Asian stocks fell on Thursday as a European Central Bank plan to spend more than $800 billion to buy bonds and the passage of a bipartisan funding and relief package in the U.S. as part of the nation's response to the coronavirus pandemic failed to ease investor fears that the world is heading for a virus-fueled economic catastrophe.


The 750-billion-euro ($820-billion) program is temporary and will be halted when the coronavirus crisis is judged to be over "but in any case not before the end of the year", the ECB said as countries around the world scrambled to prevent wider transmission of COVID-19, which has now infected more than 200,000 people and killed almost 9,000.


China's Shanghai Composite index dropped nearly 1 percent to 2,702.13, while Hong Kong's Hang Seng index tumbled 2.61 percent to 21,709.13.


Japanese shares hit a 3-1/2-year low as panic selling over the coronavirus pandemic overshadowed a massive shot of stimulus from the world's major central banks. The Nikkei average gave up early gains to end the session down 1.04 percent at 16,552.83, its lowest close since November 2016.


Market heavyweight SoftBank Group Corp plunged over 17 percent. Fujifilm Holdings Corp declined 8.5 percent after the company said it expects no direct earnings impact from potential sales growth of Favipiravir in China for now.

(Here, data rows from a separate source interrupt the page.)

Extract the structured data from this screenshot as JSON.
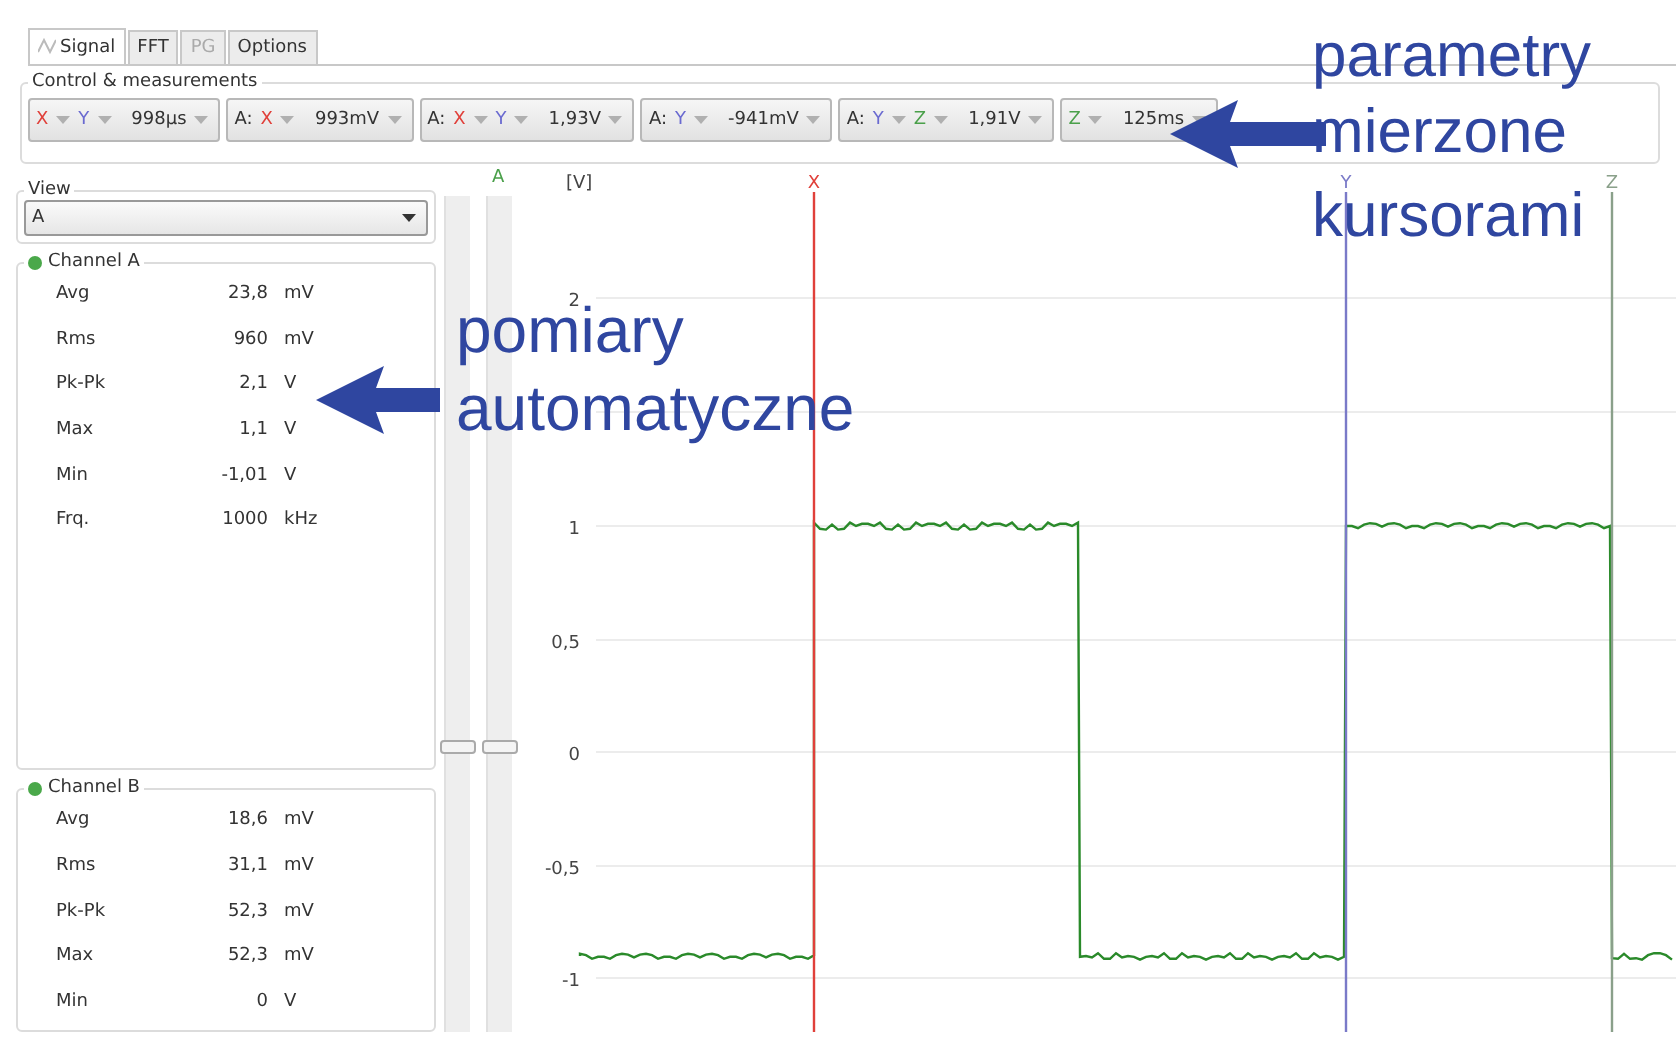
{
  "tabs": [
    {
      "label": "Signal",
      "selected": true,
      "disabled": false
    },
    {
      "label": "FFT",
      "selected": false,
      "disabled": false
    },
    {
      "label": "PG",
      "selected": false,
      "disabled": true
    },
    {
      "label": "Options",
      "selected": false,
      "disabled": false
    }
  ],
  "measurements": {
    "title": "Control & measurements",
    "items": [
      {
        "cursors": [
          {
            "letter": "X",
            "color": "#e0403a"
          },
          {
            "letter": "Y",
            "color": "#6a6ad0"
          }
        ],
        "value": "998µs"
      },
      {
        "channel": "A:",
        "cursors": [
          {
            "letter": "X",
            "color": "#e0403a"
          }
        ],
        "value": "993mV"
      },
      {
        "channel": "A:",
        "cursors": [
          {
            "letter": "X",
            "color": "#e0403a"
          },
          {
            "letter": "Y",
            "color": "#6a6ad0"
          }
        ],
        "value": "1,93V"
      },
      {
        "channel": "A:",
        "cursors": [
          {
            "letter": "Y",
            "color": "#6a6ad0"
          }
        ],
        "value": "-941mV"
      },
      {
        "channel": "A:",
        "cursors": [
          {
            "letter": "Y",
            "color": "#6a6ad0"
          },
          {
            "letter": "Z",
            "color": "#4aa04a"
          }
        ],
        "value": "1,91V"
      },
      {
        "cursors": [
          {
            "letter": "Z",
            "color": "#4aa04a"
          }
        ],
        "value": "125ms"
      }
    ]
  },
  "view": {
    "label": "View",
    "value": "A"
  },
  "channels": [
    {
      "name": "Channel A",
      "rows": [
        {
          "label": "Avg",
          "value": "23,8",
          "unit": "mV"
        },
        {
          "label": "Rms",
          "value": "960",
          "unit": "mV"
        },
        {
          "label": "Pk-Pk",
          "value": "2,1",
          "unit": "V"
        },
        {
          "label": "Max",
          "value": "1,1",
          "unit": "V"
        },
        {
          "label": "Min",
          "value": "-1,01",
          "unit": "V"
        },
        {
          "label": "Frq.",
          "value": "1000",
          "unit": "kHz"
        }
      ]
    },
    {
      "name": "Channel B",
      "rows": [
        {
          "label": "Avg",
          "value": "18,6",
          "unit": "mV"
        },
        {
          "label": "Rms",
          "value": "31,1",
          "unit": "mV"
        },
        {
          "label": "Pk-Pk",
          "value": "52,3",
          "unit": "mV"
        },
        {
          "label": "Max",
          "value": "52,3",
          "unit": "mV"
        },
        {
          "label": "Min",
          "value": "0",
          "unit": "V"
        }
      ]
    }
  ],
  "sliders": [
    {
      "level": 0.34
    },
    {
      "level": 0.34
    }
  ],
  "plot": {
    "channel": "A",
    "unit": "[V]",
    "y_labels": [
      "2",
      "1",
      "0,5",
      "0",
      "-0,5",
      "-1"
    ],
    "cursors": [
      {
        "label": "X",
        "color": "#e0403a"
      },
      {
        "label": "Y",
        "color": "#7a7ac8"
      },
      {
        "label": "Z",
        "color": "#8aa08a"
      }
    ]
  },
  "annotations": [
    {
      "lines": [
        "parametry",
        "mierzone",
        "kursorami"
      ]
    },
    {
      "lines": [
        "pomiary",
        "automatyczne"
      ]
    }
  ]
}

Australia's benchmark S&P/ASX 200 lost 3.44 percent to finish at 4,782.90 even as the Reserve Bank made a historic foray into quantitative easing, saying it would do "whatever is necessary" to ensure funding costs are low and credit is freely available. Following an out-of-schedule meeting, the central bank slashed its cash rate to an all-time low of 0.25 percent.

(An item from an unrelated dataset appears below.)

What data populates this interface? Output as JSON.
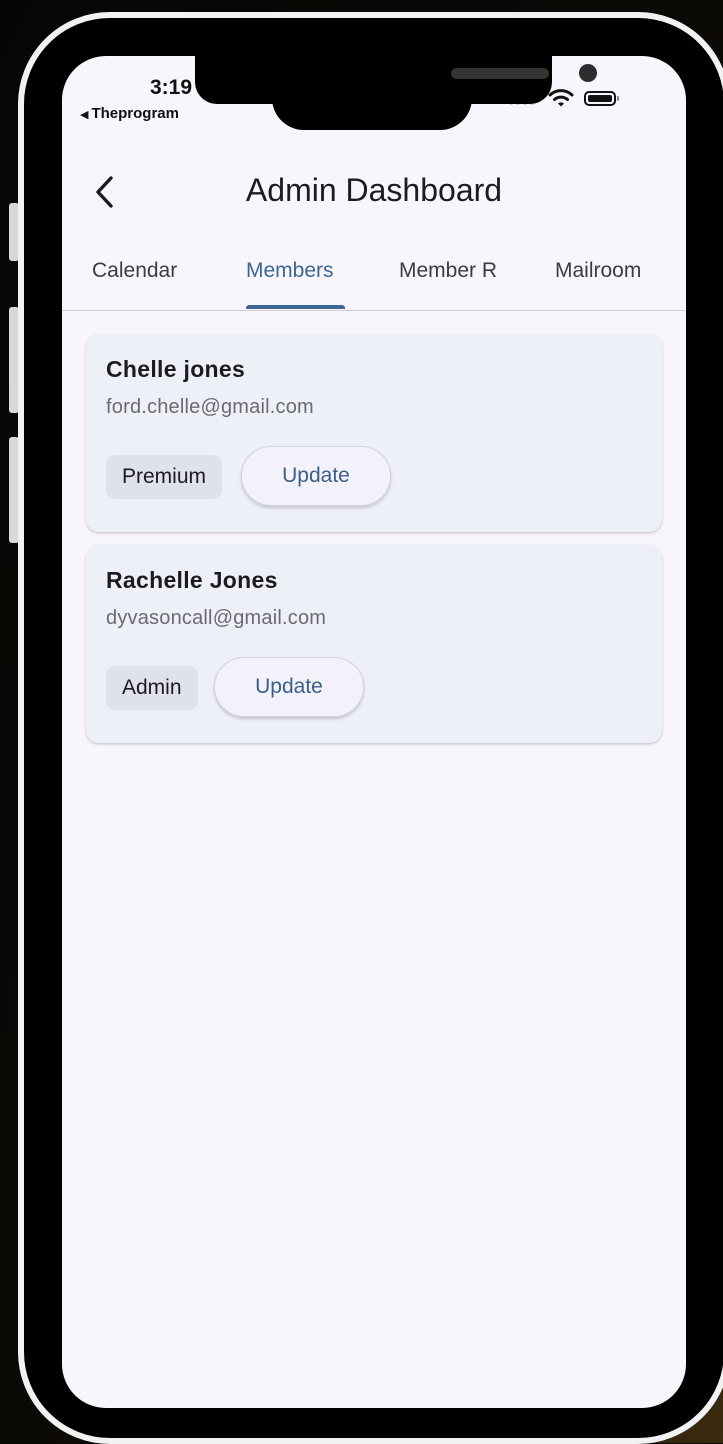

New Zealand's benchmark NZX-50 index tumbled 3.6 percent to 9,114.53 after Prime Minister Jacinda Ardern announced the country's borders will be closed to everyone but citizens and residents from tonight.


Seoul stocks extended recent losses on worries that the economic stimulus measures announced by major economies around the globe is not enough to revitalize financial markets.


The benchmark Kospi crashed 133.56 points, or 8.39 percent, to 1,457.64 as the country reported 152 new cases of the new coronavirus today, up from 93 new cases a day earlier, bringing the nation's total infections to 8,565. Tech heavyweights Samsung Electronics and SK Hynix fell around 6 percent while battery maker Samsung SDI plunged over 17 percent.


Philippine shares plunged by nearly 25 percent only moments after the Manila stock exchange resumed trade after a two-day halt. Markets later cut losses and were down 12 percent.


Overnight, U.S. stocks tumbled again as the number of coronavirus infections kept climbing, creating more uncertainty about how badly the economy is getting hit. The Dow Jones Industrial Average slumped 6.3 percent, the tech-heavy Nasdaq Composite shed 4.7 percent and the S&P 500 lost 5.2 percent.